Finally, I actually found an article that also mentions this theory:

There may also be a medical reason for the crime decline. For decades, doctors have known that children with lots of lead in their blood are much more likely to be aggressive, violent, and delinquent. In 1974, the Environmental Protection Agency required oil companies to stop putting lead in gasoline. At the same time, lead in paint was banned for any new home (though old buildings still have lead paint, which children can absorb). Tests have shown that the amount of lead in Americans’ blood fell by four-fifths between 1975 and 1991. A 2000 study by economist Rick Nevin suggested that the reduction in gasoline lead produced more than half of the decline in violent crime during the nineties. A later study by Nevin claimed that this also happened in other nations. Another economist, Jessica Wolpaw Reyes, has made the same argument. (One oddity about this fascinating claim has yet to be explained: why the reduction related to lead-free blood included only violent crime, not property offenses.)

From Crime and the Great Recession by James Q. Wilson, in City Journal


No matter how bad I am, I’ll never be as bad as this:


Writing Tips for the Week

How to Stay Motivated

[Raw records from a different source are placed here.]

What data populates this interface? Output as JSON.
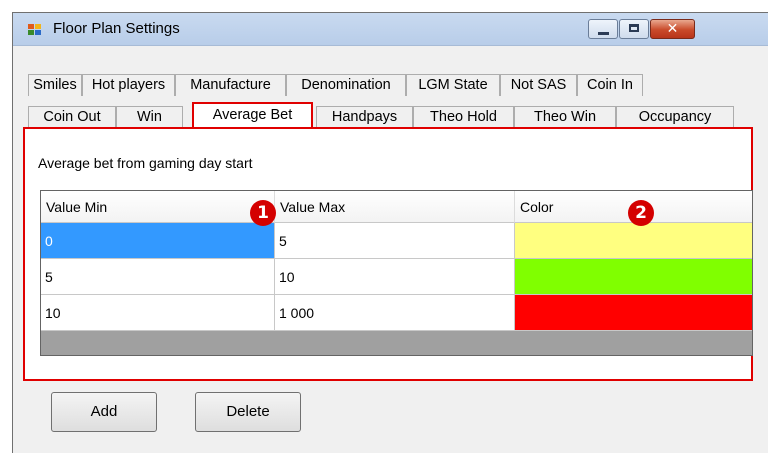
{
  "window": {
    "title": "Floor Plan Settings",
    "close_glyph": "✕"
  },
  "tabs": {
    "row1": [
      "Smiles",
      "Hot players",
      "Manufacture",
      "Denomination",
      "LGM State",
      "Not SAS",
      "Coin In"
    ],
    "row2": [
      "Coin Out",
      "Win",
      "Average Bet",
      "Handpays",
      "Theo Hold",
      "Theo Win",
      "Occupancy"
    ],
    "active": "Average Bet"
  },
  "panel": {
    "label": "Average bet from gaming day start"
  },
  "grid": {
    "columns": [
      "Value Min",
      "Value Max",
      "Color"
    ],
    "rows": [
      {
        "min": "0",
        "max": "5",
        "color": "#ffff80"
      },
      {
        "min": "5",
        "max": "10",
        "color": "#80ff00"
      },
      {
        "min": "10",
        "max": "1 000",
        "color": "#ff0000"
      }
    ]
  },
  "badges": [
    "1",
    "2"
  ],
  "buttons": {
    "add": "Add",
    "delete": "Delete"
  },
  "colors": {
    "highlight": "#e00000",
    "selection": "#3399ff"
  },
  "icons": [
    "app-icon",
    "minimize-icon",
    "maximize-icon",
    "close-icon"
  ]
}
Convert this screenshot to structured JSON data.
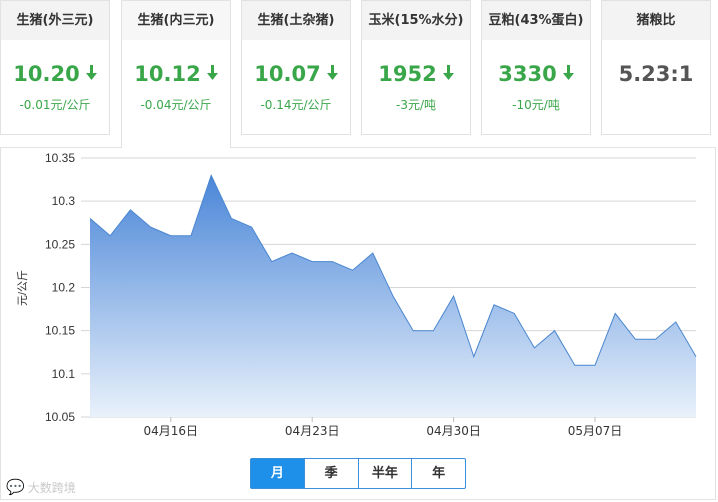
{
  "cards": [
    {
      "title": "生猪(外三元)",
      "price": "10.20",
      "change": "-0.01元/公斤",
      "trend": "down",
      "active": false
    },
    {
      "title": "生猪(内三元)",
      "price": "10.12",
      "change": "-0.04元/公斤",
      "trend": "down",
      "active": true
    },
    {
      "title": "生猪(土杂猪)",
      "price": "10.07",
      "change": "-0.14元/公斤",
      "trend": "down",
      "active": false
    },
    {
      "title": "玉米(15%水分)",
      "price": "1952",
      "change": "-3元/吨",
      "trend": "down",
      "active": false
    },
    {
      "title": "豆粕(43%蛋白)",
      "price": "3330",
      "change": "-10元/吨",
      "trend": "down",
      "active": false
    },
    {
      "title": "猪粮比",
      "price": "5.23:1",
      "change": "",
      "trend": "none",
      "active": false
    }
  ],
  "colors": {
    "down": "#3aa64a",
    "line": "#4a86cf",
    "area_top": "#4a86d8",
    "area_bottom": "#e9f1fb",
    "accent": "#1e90ea"
  },
  "chart_data": {
    "type": "area",
    "title": "",
    "xlabel": "",
    "ylabel": "元/公斤",
    "ylim": [
      10.05,
      10.35
    ],
    "yticks": [
      10.05,
      10.1,
      10.15,
      10.2,
      10.25,
      10.3,
      10.35
    ],
    "ytick_labels": [
      "10.05",
      "10.1",
      "10.15",
      "10.2",
      "10.25",
      "10.3",
      "10.35"
    ],
    "x": [
      "04-12",
      "04-13",
      "04-14",
      "04-15",
      "04-16",
      "04-17",
      "04-18",
      "04-19",
      "04-20",
      "04-21",
      "04-22",
      "04-23",
      "04-24",
      "04-25",
      "04-26",
      "04-27",
      "04-28",
      "04-29",
      "04-30",
      "05-01",
      "05-02",
      "05-03",
      "05-04",
      "05-05",
      "05-06",
      "05-07",
      "05-08",
      "05-09",
      "05-10",
      "05-11",
      "05-12"
    ],
    "xtick_labels": [
      {
        "date": "04-16",
        "label": "04月16日"
      },
      {
        "date": "04-23",
        "label": "04月23日"
      },
      {
        "date": "04-30",
        "label": "04月30日"
      },
      {
        "date": "05-07",
        "label": "05月07日"
      }
    ],
    "series": [
      {
        "values": [
          10.28,
          10.26,
          10.29,
          10.27,
          10.26,
          10.26,
          10.33,
          10.28,
          10.27,
          10.23,
          10.24,
          10.23,
          10.23,
          10.22,
          10.24,
          10.19,
          10.15,
          10.15,
          10.19,
          10.12,
          10.18,
          10.17,
          10.13,
          10.15,
          10.11,
          10.11,
          10.17,
          10.14,
          10.14,
          10.16,
          10.12
        ]
      }
    ],
    "grid": true,
    "legend": "none"
  },
  "periods": {
    "buttons": [
      "月",
      "季",
      "半年",
      "年"
    ],
    "active_index": 0
  },
  "watermark": "大数跨境"
}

Condensed from Colombia University Graduate School of Arts and Sciences

1. Set a daily writing goal.

2. Schedule your writing as early as possible in the day. If you fear or dislike writing, then once it’s done, you experience a tremendous sense of relief that you have the rest of the day to do everything else you must do…without having to think about your writing.

3. Think ahead and plan backwards.

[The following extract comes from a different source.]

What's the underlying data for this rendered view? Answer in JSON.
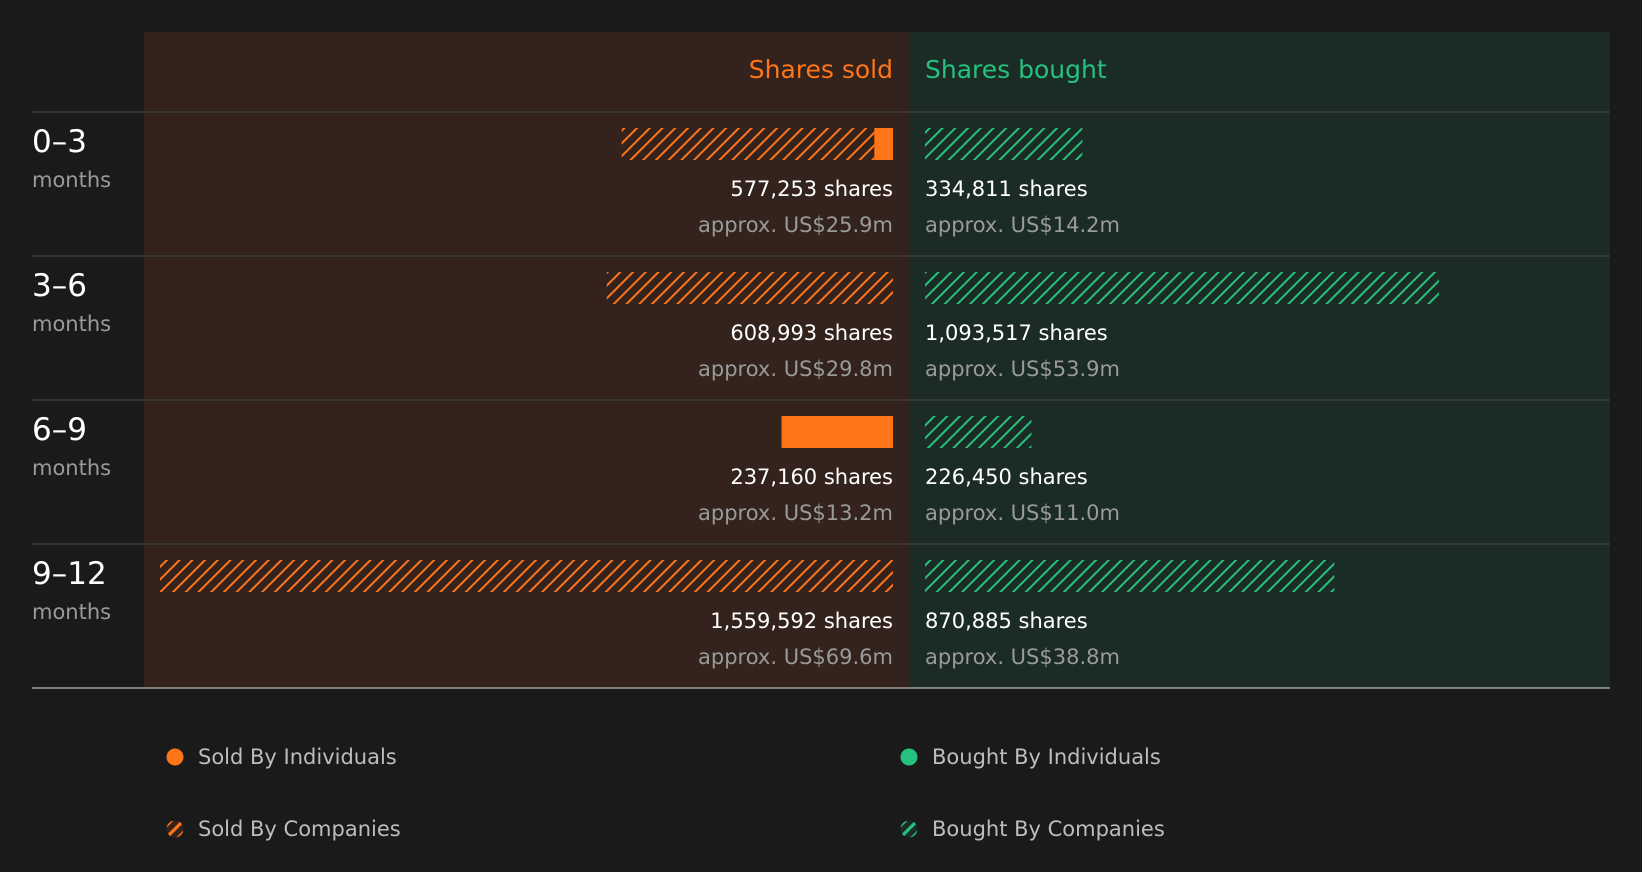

4. Work with deadlines.

5. There is no writing, only re-writing, Lamott (1994) says, “Get it down, so you can clean it up.” Shaw (1993) says, “There is no such thing as good writing. There is only good rewriting.” If it helps to motivate you, you do not need to write a final draft, or even a good draft. You write today what you must so that you can produce good writing when you edit.

6. Reward progress.

7. Motivate (and comfort) yourself with stories of other good writers (and how they suffer, too).

8. Read others’ acknowledgments.

9. And here’s another good motivational strategy: Donate $5 to your favorite U.S. presidential candidate’s opponent for each day you do not write.


Do you ever watch the Discovery Channel’s Dirty Jobs?

I have had the experience of actually doing a job, at the exact location, that was on the show (it wasn’t a bad job at all – and it certainly wasn’t “dirty”).

Salt Mine – Outside

Yes, I used to work there.

At a quick glance – “Dirty Jobs” is just another cheapy, throwaway, cable pseudo-reality series that gives you a few chuckles and a shock or two – barely enough to keep your hand off of the remote control and certainly not enough to justify wasting that precious sliver of time that it takes to watch the thing.

But maybe there’s something else going on here. Maybe you can learn something.

Take a look at this TED talk (yes, all of it) – the host certainly has learned something

Did you think you would get a lecture from the Dirty Jobs guy on Anagnorisis and Peripeteia? With the added instructional lecture on how to bite off a pair of sheep balls?

Stay tuned my friends, you might learn something.